A 3D-printed anatomical pancreas and kidney phantom for optimizing SPECT/CT reconstruction settings in beta cell imaging using (111)In-exendin.

W. der Woliner-van Weg, L. Deden, A. Meeuwis, M. Koenrades, L. Peeters, H. Kuipers, G. Laanstra, M. Gotthardt, C. Slump and E. Visser




Quantitative single photon emission computed tomography (SPECT) is challenging, especially for pancreatic beta cell imaging with (111)In-exendin due to high uptake in the kidneys versus much lower uptake in the nearby pancreas. Therefore, we designed a three-dimensionally (3D) printed phantom representing the pancreas and kidneys to mimic the human situation in beta cell imaging.
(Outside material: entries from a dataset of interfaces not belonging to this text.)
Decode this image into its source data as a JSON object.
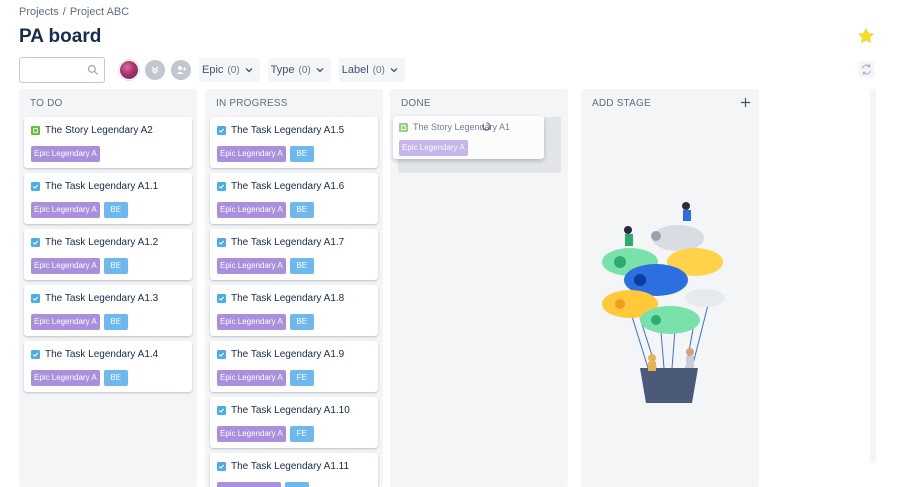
{
  "breadcrumb": [
    "Projects",
    "/",
    "Project ABC"
  ],
  "page_title": "PA board",
  "search": {
    "placeholder": "",
    "value": ""
  },
  "filters": [
    {
      "label": "Epic",
      "count": "(0)"
    },
    {
      "label": "Type",
      "count": "(0)"
    },
    {
      "label": "Label",
      "count": "(0)"
    }
  ],
  "columns": {
    "todo": {
      "title": "TO DO",
      "cards": [
        {
          "title": "The Story Legendary A2",
          "type": "story",
          "epic": "Epic Legendary A",
          "team": ""
        },
        {
          "title": "The Task Legendary A1.1",
          "type": "task",
          "epic": "Epic Legendary A",
          "team": "BE"
        },
        {
          "title": "The Task Legendary A1.2",
          "type": "task",
          "epic": "Epic Legendary A",
          "team": "BE"
        },
        {
          "title": "The Task Legendary A1.3",
          "type": "task",
          "epic": "Epic Legendary A",
          "team": "BE"
        },
        {
          "title": "The Task Legendary A1.4",
          "type": "task",
          "epic": "Epic Legendary A",
          "team": "BE"
        }
      ]
    },
    "inprogress": {
      "title": "IN PROGRESS",
      "cards": [
        {
          "title": "The Task Legendary A1.5",
          "type": "task",
          "epic": "Epic Legendary A",
          "team": "BE"
        },
        {
          "title": "The Task Legendary A1.6",
          "type": "task",
          "epic": "Epic Legendary A",
          "team": "BE"
        },
        {
          "title": "The Task Legendary A1.7",
          "type": "task",
          "epic": "Epic Legendary A",
          "team": "BE"
        },
        {
          "title": "The Task Legendary A1.8",
          "type": "task",
          "epic": "Epic Legendary A",
          "team": "BE"
        },
        {
          "title": "The Task Legendary A1.9",
          "type": "task",
          "epic": "Epic Legendary A",
          "team": "FE"
        },
        {
          "title": "The Task Legendary A1.10",
          "type": "task",
          "epic": "Epic Legendary A",
          "team": "FE"
        },
        {
          "title": "The Task Legendary A1.11",
          "type": "task",
          "epic": "",
          "team": ""
        }
      ]
    },
    "done": {
      "title": "DONE",
      "dragging_card": {
        "title": "The Story Legendary A1",
        "type": "story",
        "epic": "Epic Legendary A"
      }
    },
    "add_stage": {
      "title": "ADD STAGE"
    }
  },
  "icons": [
    "search-icon",
    "star-icon",
    "chevron-down-icon",
    "add-user-icon",
    "refresh-icon",
    "plus-icon",
    "checkbox-icon",
    "story-icon"
  ],
  "colors": {
    "column_bg": "#f4f5f7",
    "task_icon": "#4bade8",
    "story_icon": "#63ba3c",
    "epic_tag": "#a98fdc",
    "team_tag": "#6cb8ef",
    "star": "#f7e11b"
  }
}
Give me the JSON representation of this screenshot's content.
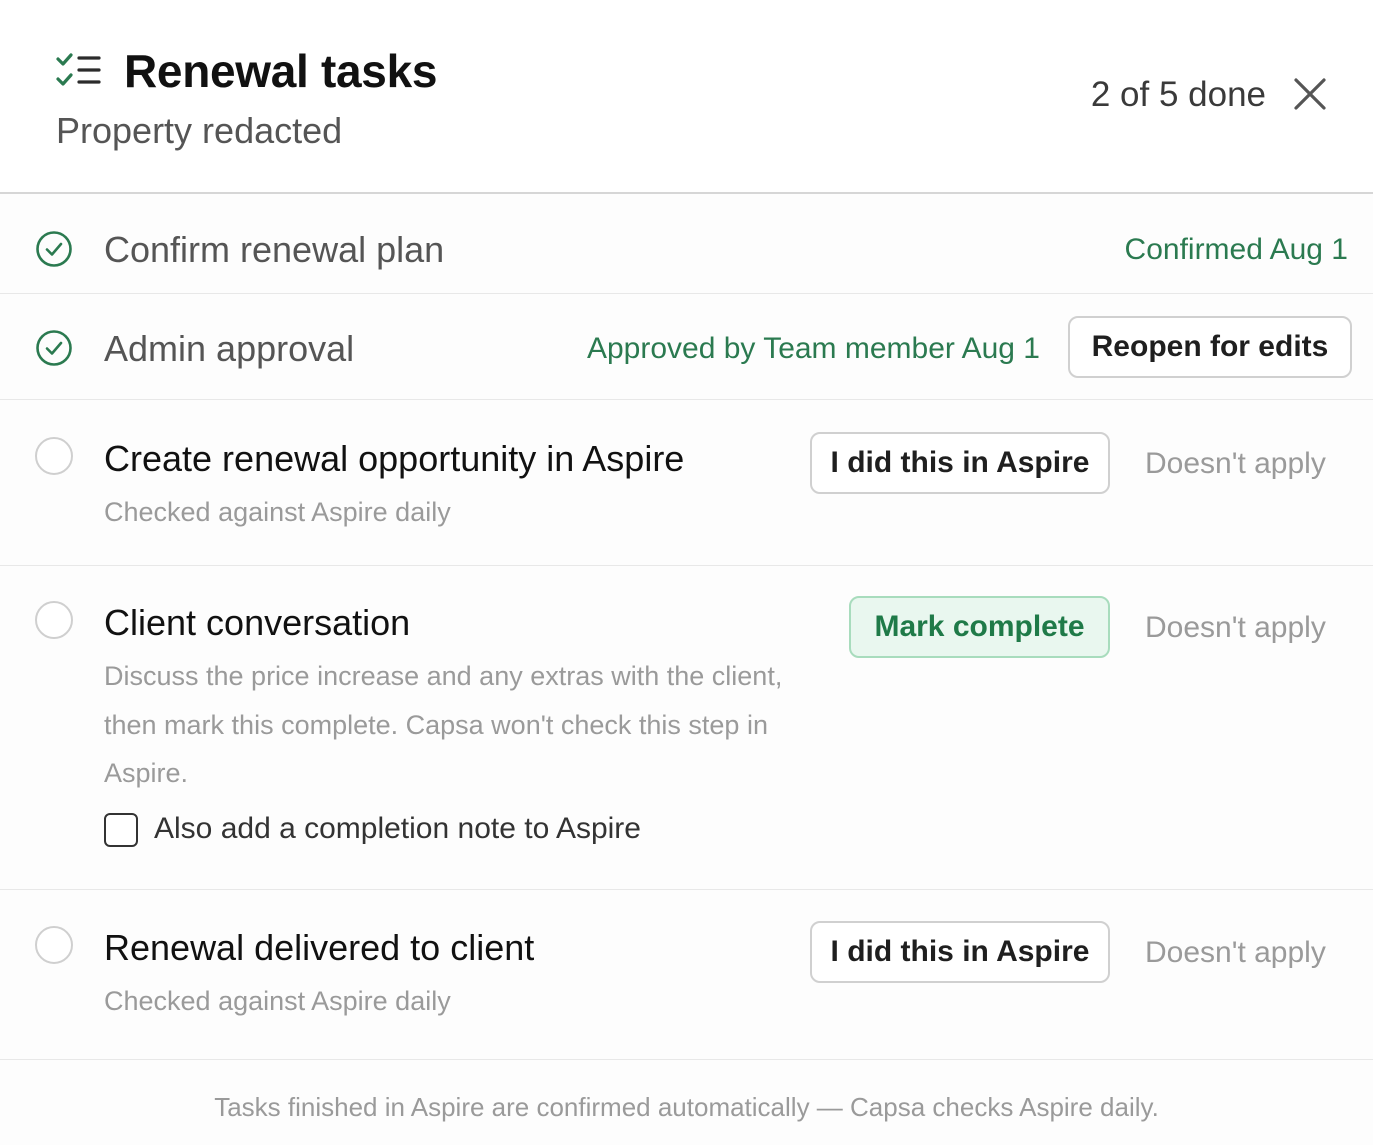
{
  "header": {
    "title": "Renewal tasks",
    "subtitle": "Property redacted",
    "progress": "2 of 5 done",
    "icon": "checklist-icon",
    "close_icon": "close-icon"
  },
  "tasks": [
    {
      "title": "Confirm renewal plan",
      "state": "done",
      "status": "Confirmed Aug 1"
    },
    {
      "title": "Admin approval",
      "state": "done",
      "status": "Approved by Team member Aug 1",
      "action": "Reopen for edits"
    },
    {
      "title": "Create renewal opportunity in Aspire",
      "state": "todo",
      "subtitle": "Checked against Aspire daily",
      "action": "I did this in Aspire",
      "skip": "Doesn't apply"
    },
    {
      "title": "Client conversation",
      "state": "todo",
      "description": "Discuss the price increase and any extras with the client, then mark this complete. Capsa won't check this step in Aspire.",
      "action": "Mark complete",
      "skip": "Doesn't apply",
      "checkbox_label": "Also add a completion note to Aspire",
      "checkbox_checked": false
    },
    {
      "title": "Renewal delivered to client",
      "state": "todo",
      "subtitle": "Checked against Aspire daily",
      "action": "I did this in Aspire",
      "skip": "Doesn't apply"
    }
  ],
  "footer": "Tasks finished in Aspire are confirmed automatically — Capsa checks Aspire daily.",
  "colors": {
    "accent_green": "#2b7a50",
    "button_green_bg": "#e9f7ef",
    "muted": "#9a9a9a"
  }
}
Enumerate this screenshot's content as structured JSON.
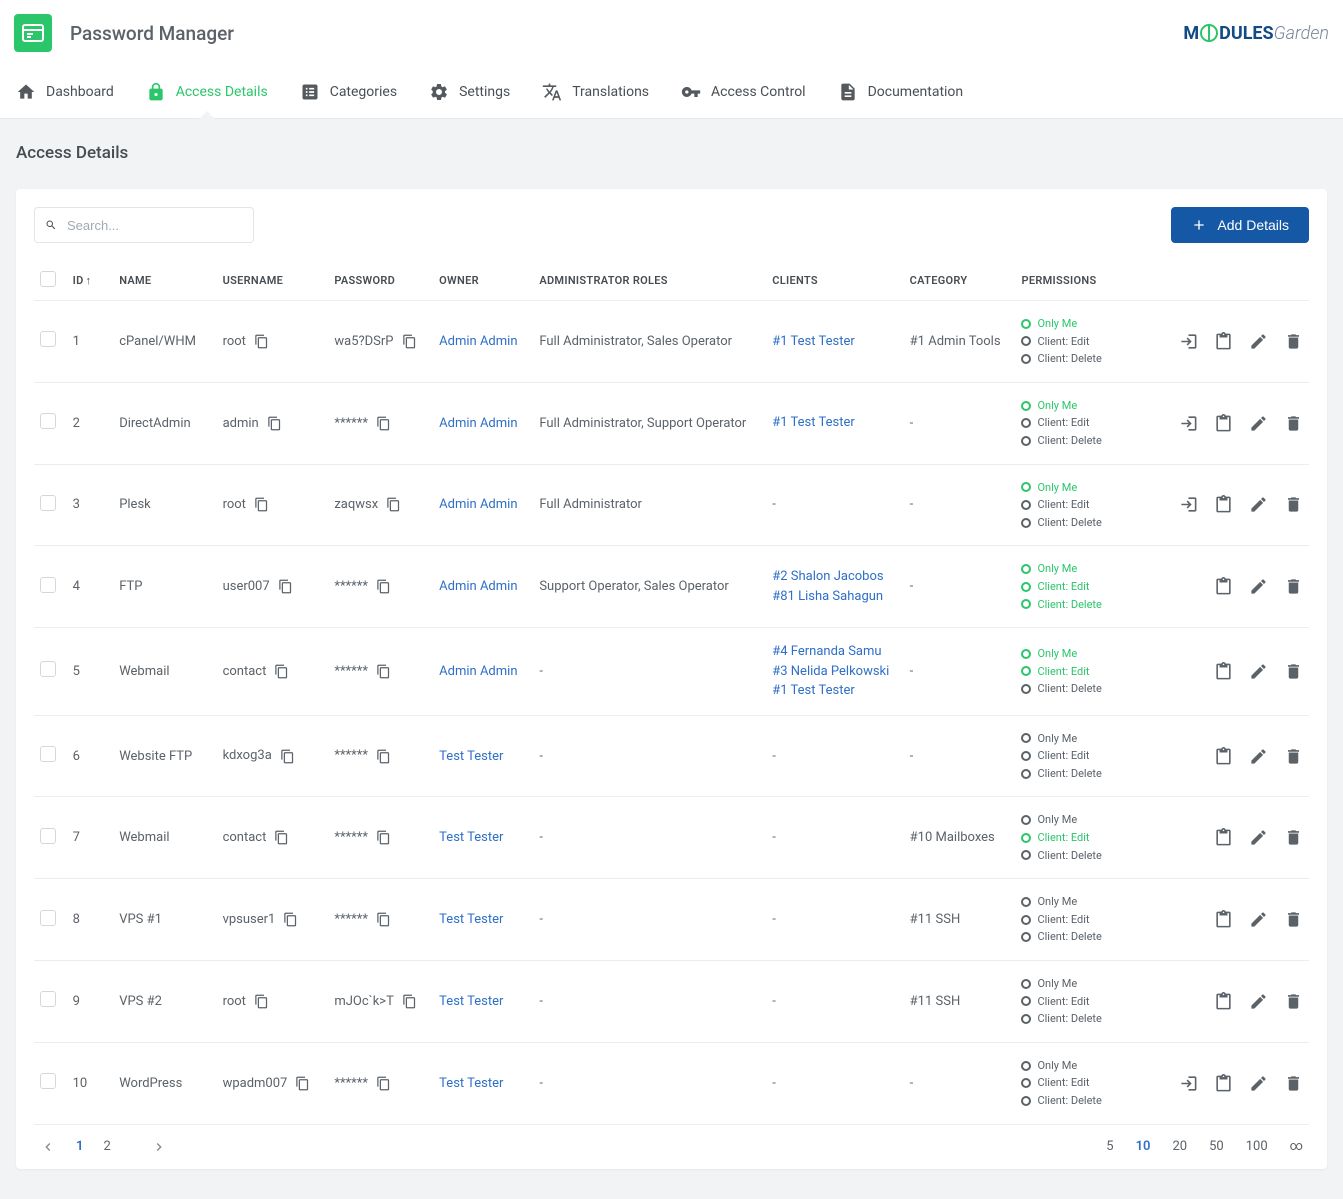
{
  "app_title": "Password Manager",
  "brand": {
    "left": "M",
    "right": "DULES",
    "suffix": "Garden"
  },
  "nav": {
    "dashboard": "Dashboard",
    "access_details": "Access Details",
    "categories": "Categories",
    "settings": "Settings",
    "translations": "Translations",
    "access_control": "Access Control",
    "documentation": "Documentation"
  },
  "page_title": "Access Details",
  "search_placeholder": "Search...",
  "add_button": "Add Details",
  "columns": {
    "id": "ID",
    "name": "NAME",
    "username": "USERNAME",
    "password": "PASSWORD",
    "owner": "OWNER",
    "admin_roles": "ADMINISTRATOR ROLES",
    "clients": "CLIENTS",
    "category": "CATEGORY",
    "permissions": "PERMISSIONS"
  },
  "rows": [
    {
      "id": "1",
      "name": "cPanel/WHM",
      "username": "root",
      "password": "wa5?DSrP",
      "owner": "Admin Admin",
      "roles": "Full Administrator, Sales Operator",
      "clients": [
        "#1 Test Tester"
      ],
      "category": "#1 Admin Tools",
      "perm": [
        {
          "label": "Only Me",
          "green": true
        },
        {
          "label": "Client: Edit",
          "green": false
        },
        {
          "label": "Client: Delete",
          "green": false
        }
      ],
      "has_login": true
    },
    {
      "id": "2",
      "name": "DirectAdmin",
      "username": "admin",
      "password": "******",
      "owner": "Admin Admin",
      "roles": "Full Administrator, Support Operator",
      "clients": [
        "#1 Test Tester"
      ],
      "category": "-",
      "perm": [
        {
          "label": "Only Me",
          "green": true
        },
        {
          "label": "Client: Edit",
          "green": false
        },
        {
          "label": "Client: Delete",
          "green": false
        }
      ],
      "has_login": true
    },
    {
      "id": "3",
      "name": "Plesk",
      "username": "root",
      "password": "zaqwsx",
      "owner": "Admin Admin",
      "roles": "Full Administrator",
      "clients": [],
      "category": "-",
      "perm": [
        {
          "label": "Only Me",
          "green": true
        },
        {
          "label": "Client: Edit",
          "green": false
        },
        {
          "label": "Client: Delete",
          "green": false
        }
      ],
      "has_login": true
    },
    {
      "id": "4",
      "name": "FTP",
      "username": "user007",
      "password": "******",
      "owner": "Admin Admin",
      "roles": "Support Operator, Sales Operator",
      "clients": [
        "#2 Shalon Jacobos",
        "#81 Lisha Sahagun"
      ],
      "category": "-",
      "perm": [
        {
          "label": "Only Me",
          "green": true
        },
        {
          "label": "Client: Edit",
          "green": true
        },
        {
          "label": "Client: Delete",
          "green": true
        }
      ],
      "has_login": false
    },
    {
      "id": "5",
      "name": "Webmail",
      "username": "contact",
      "password": "******",
      "owner": "Admin Admin",
      "roles": "-",
      "clients": [
        "#4 Fernanda Samu",
        "#3 Nelida Pelkowski",
        "#1 Test Tester"
      ],
      "category": "-",
      "perm": [
        {
          "label": "Only Me",
          "green": true
        },
        {
          "label": "Client: Edit",
          "green": true
        },
        {
          "label": "Client: Delete",
          "green": false
        }
      ],
      "has_login": false
    },
    {
      "id": "6",
      "name": "Website FTP",
      "username": "kdxog3a",
      "password": "******",
      "owner": "Test Tester",
      "roles": "-",
      "clients": [],
      "category": "-",
      "perm": [
        {
          "label": "Only Me",
          "green": false
        },
        {
          "label": "Client: Edit",
          "green": false
        },
        {
          "label": "Client: Delete",
          "green": false
        }
      ],
      "has_login": false
    },
    {
      "id": "7",
      "name": "Webmail",
      "username": "contact",
      "password": "******",
      "owner": "Test Tester",
      "roles": "-",
      "clients": [],
      "category": "#10 Mailboxes",
      "perm": [
        {
          "label": "Only Me",
          "green": false
        },
        {
          "label": "Client: Edit",
          "green": true
        },
        {
          "label": "Client: Delete",
          "green": false
        }
      ],
      "has_login": false
    },
    {
      "id": "8",
      "name": "VPS #1",
      "username": "vpsuser1",
      "password": "******",
      "owner": "Test Tester",
      "roles": "-",
      "clients": [],
      "category": "#11 SSH",
      "perm": [
        {
          "label": "Only Me",
          "green": false
        },
        {
          "label": "Client: Edit",
          "green": false
        },
        {
          "label": "Client: Delete",
          "green": false
        }
      ],
      "has_login": false
    },
    {
      "id": "9",
      "name": "VPS #2",
      "username": "root",
      "password": "mJOc`k>T",
      "owner": "Test Tester",
      "roles": "-",
      "clients": [],
      "category": "#11 SSH",
      "perm": [
        {
          "label": "Only Me",
          "green": false
        },
        {
          "label": "Client: Edit",
          "green": false
        },
        {
          "label": "Client: Delete",
          "green": false
        }
      ],
      "has_login": false
    },
    {
      "id": "10",
      "name": "WordPress",
      "username": "wpadm007",
      "password": "******",
      "owner": "Test Tester",
      "roles": "-",
      "clients": [],
      "category": "-",
      "perm": [
        {
          "label": "Only Me",
          "green": false
        },
        {
          "label": "Client: Edit",
          "green": false
        },
        {
          "label": "Client: Delete",
          "green": false
        }
      ],
      "has_login": true
    }
  ],
  "pager": {
    "pages": [
      "1",
      "2"
    ],
    "active": "1"
  },
  "per_page": {
    "options": [
      "5",
      "10",
      "20",
      "50",
      "100",
      "∞"
    ],
    "active": "10"
  }
}
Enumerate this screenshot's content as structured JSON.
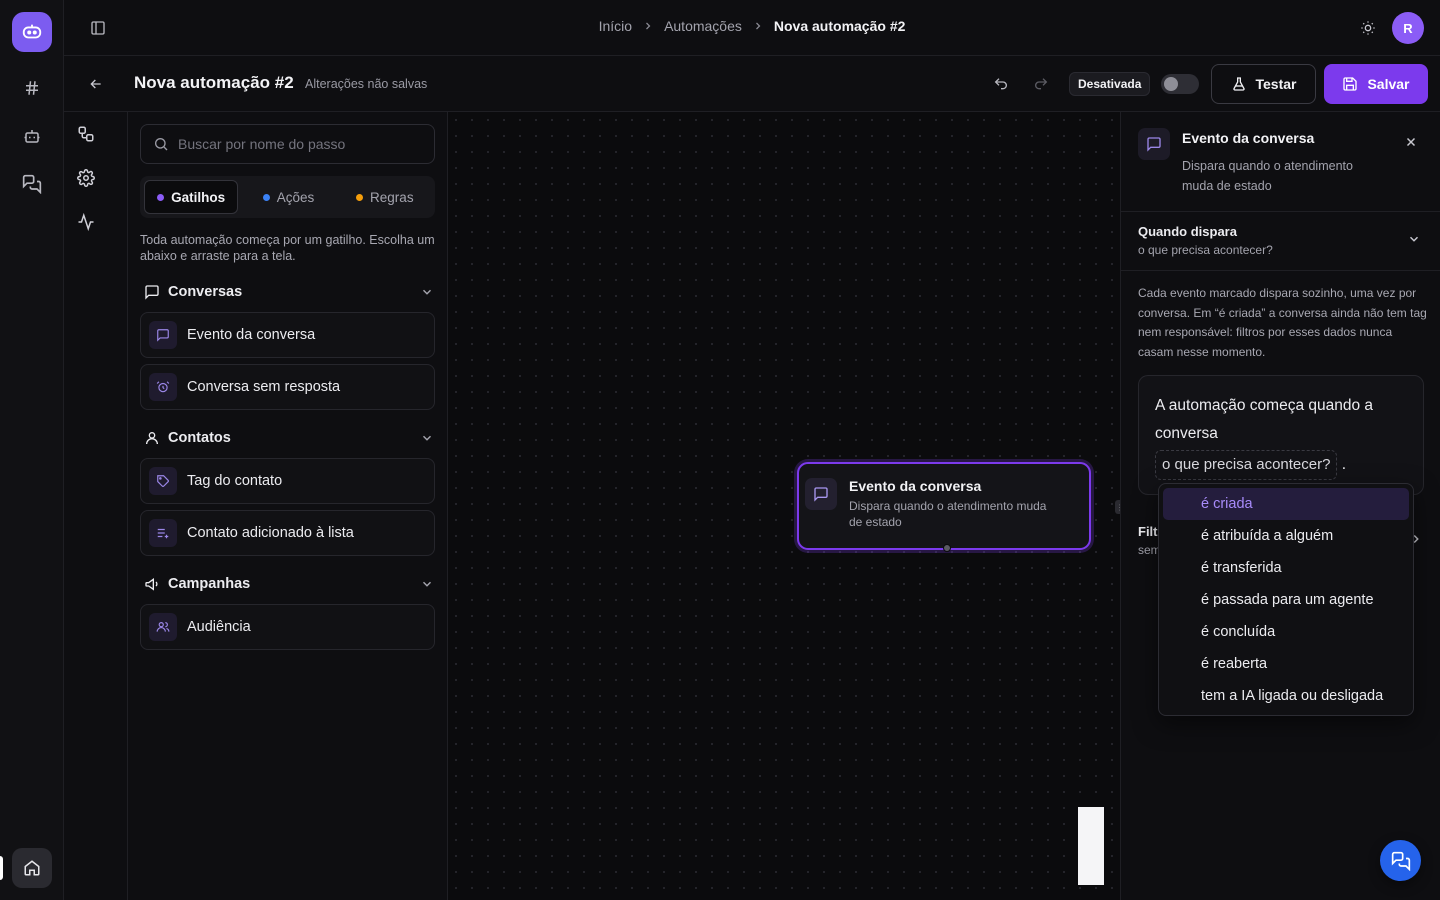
{
  "colors": {
    "accent": "#7c3aed",
    "background": "#0b0b0d",
    "panel": "#0e0e11",
    "triggers_dot": "#8b5cf6",
    "actions_dot": "#3b82f6",
    "rules_dot": "#f59e0b",
    "chat_fab": "#2563eb"
  },
  "rail": {
    "logo_icon": "bot-face-icon",
    "items": [
      {
        "name": "channels",
        "icon": "hash-icon"
      },
      {
        "name": "bots",
        "icon": "robot-icon"
      },
      {
        "name": "conversations",
        "icon": "chat-bubbles-icon"
      }
    ],
    "home_icon": "home-icon"
  },
  "topbar": {
    "breadcrumb": [
      "Início",
      "Automações",
      "Nova automação #2"
    ],
    "avatar_initial": "R"
  },
  "editor": {
    "title": "Nova automação #2",
    "unsaved_label": "Alterações não salvas",
    "status_label": "Desativada",
    "toggle_enabled": false,
    "test_label": "Testar",
    "save_label": "Salvar"
  },
  "library": {
    "search_placeholder": "Buscar por nome do passo",
    "tabs": [
      {
        "label": "Gatilhos",
        "active": true
      },
      {
        "label": "Ações",
        "active": false
      },
      {
        "label": "Regras",
        "active": false
      }
    ],
    "help": "Toda automação começa por um gatilho. Escolha um abaixo e arraste para a tela.",
    "sections": [
      {
        "title": "Conversas",
        "items": [
          "Evento da conversa",
          "Conversa sem resposta"
        ]
      },
      {
        "title": "Contatos",
        "items": [
          "Tag do contato",
          "Contato adicionado à lista"
        ]
      },
      {
        "title": "Campanhas",
        "items": [
          "Audiência"
        ]
      }
    ]
  },
  "canvas": {
    "node": {
      "title": "Evento da conversa",
      "description": "Dispara quando o atendimento muda de estado"
    }
  },
  "config": {
    "title": "Evento da conversa",
    "description": "Dispara quando o atendimento muda de estado",
    "when_title": "Quando dispara",
    "when_subtitle": "o que precisa acontecer?",
    "help": "Cada evento marcado dispara sozinho, uma vez por conversa. Em “é criada” a conversa ainda não tem tag nem responsável: filtros por esses dados nunca casam nesse momento.",
    "sentence_prefix": "A automação começa quando a conversa",
    "sentence_chip": "o que precisa acontecer?",
    "sentence_suffix": ".",
    "filters_title": "Filtr",
    "filters_subtitle": "sem",
    "dropdown_options": [
      "é criada",
      "é atribuída a alguém",
      "é transferida",
      "é passada para um agente",
      "é concluída",
      "é reaberta",
      "tem a IA ligada ou desligada"
    ],
    "dropdown_selected": "é criada"
  }
}
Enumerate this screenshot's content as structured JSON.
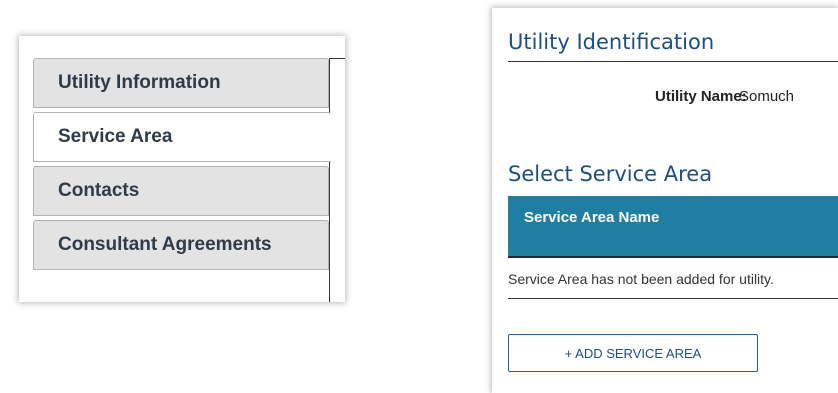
{
  "nav": {
    "tabs": [
      {
        "label": "Utility Information",
        "active": false
      },
      {
        "label": "Service Area",
        "active": true
      },
      {
        "label": "Contacts",
        "active": false
      },
      {
        "label": "Consultant Agreements",
        "active": false
      }
    ]
  },
  "identification": {
    "title": "Utility Identification",
    "utility_name_label": "Utility Name:",
    "utility_name_value": "Somuch"
  },
  "service_area": {
    "title": "Select Service Area",
    "column_header": "Service Area Name",
    "empty_message": "Service Area has not been added for utility.",
    "add_button_label": "+ ADD SERVICE AREA"
  },
  "colors": {
    "header_blue": "#1f7ea1",
    "title_blue": "#1c4e86",
    "tab_gray": "#e3e3e3"
  }
}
The phantom was used to assess the effect of different reconstruction settings on the quantification of the pancreas uptake for two different, commercially available software packages. 3D-printed, hollow pancreas and kidney compartments were inserted into the National Electrical Manufacturers Association (NEMA) NU2 image quality phantom casing. These organs and the background compartment were filled with activities simulating relatively high and low pancreatic (111)In-exendin uptake for, respectively, healthy humans and type 1 diabetes patients. Images were reconstructed using Siemens Flash 3D and Hermes Hybrid Recon, with varying numbers of iterations and subsets and corrections. Images were visually assessed on homogeneity and artefacts, and quantitatively by the pancreas-to-kidney activity concentration ratio. Phantom images were similar to clinical images and showed comparable artefacts. All corrections were required to clearly visualize the pancreas. Increased numbers of subsets and iterations improved the quantitative performance but decreased homogeneity both in the pancreas and the background. Based on the phantom analyses, the Hybrid Recon reconstruction with 6 iterations and 16 subsets was found to be most suitable for clinical use. This work strongly contributed to quantification of pancreatic (111)In-exendin uptake. It showed how clinical images of (111)In-exendin can be interpreted and enabled selection of the most appropriate protocol for clinical use.